• _WHAT TO PRODUCE_
The entries below should be quoted exactly, with no pictures carried over.

[Collected data entries]
********************
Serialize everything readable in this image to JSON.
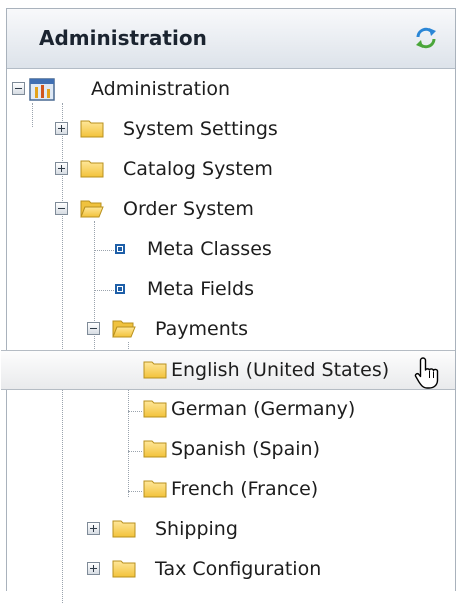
{
  "panel": {
    "title": "Administration"
  },
  "icons": {
    "refresh": "refresh-icon",
    "root": "administration-tree-icon",
    "folder": "folder-icon",
    "folder_open": "folder-open-icon",
    "leaf": "bullet-icon",
    "cursor": "hand-cursor-icon"
  },
  "colors": {
    "folder": "#f5cd4e",
    "bullet": "#1e5fa8",
    "selected_border": "#b5bcc4"
  },
  "tree": {
    "root": {
      "label": "Administration",
      "expanded": true
    },
    "system_settings": {
      "label": "System Settings",
      "expanded": false
    },
    "catalog_system": {
      "label": "Catalog System",
      "expanded": false
    },
    "order_system": {
      "label": "Order System",
      "expanded": true
    },
    "meta_classes": {
      "label": "Meta Classes"
    },
    "meta_fields": {
      "label": "Meta Fields"
    },
    "payments": {
      "label": "Payments",
      "expanded": true
    },
    "english": {
      "label": "English (United States)",
      "selected": true
    },
    "german": {
      "label": "German (Germany)"
    },
    "spanish": {
      "label": "Spanish (Spain)"
    },
    "french": {
      "label": "French (France)"
    },
    "shipping": {
      "label": "Shipping",
      "expanded": false
    },
    "tax_configuration": {
      "label": "Tax Configuration",
      "expanded": false
    }
  }
}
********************
• _TASK RESULT_
Serialize everything readable in this image to JSON.
{
  "panel": {
    "title": "Administration"
  },
  "icons": {
    "refresh": "refresh-icon",
    "root": "administration-tree-icon",
    "folder": "folder-icon",
    "folder_open": "folder-open-icon",
    "leaf": "bullet-icon",
    "cursor": "hand-cursor-icon"
  },
  "colors": {
    "folder": "#f5cd4e",
    "bullet": "#1e5fa8",
    "selected_border": "#b5bcc4"
  },
  "tree": {
    "root": {
      "label": "Administration",
      "expanded": true
    },
    "system_settings": {
      "label": "System Settings",
      "expanded": false
    },
    "catalog_system": {
      "label": "Catalog System",
      "expanded": false
    },
    "order_system": {
      "label": "Order System",
      "expanded": true
    },
    "meta_classes": {
      "label": "Meta Classes"
    },
    "meta_fields": {
      "label": "Meta Fields"
    },
    "payments": {
      "label": "Payments",
      "expanded": true
    },
    "english": {
      "label": "English (United States)",
      "selected": true
    },
    "german": {
      "label": "German (Germany)"
    },
    "spanish": {
      "label": "Spanish (Spain)"
    },
    "french": {
      "label": "French (France)"
    },
    "shipping": {
      "label": "Shipping",
      "expanded": false
    },
    "tax_configuration": {
      "label": "Tax Configuration",
      "expanded": false
    }
  }
}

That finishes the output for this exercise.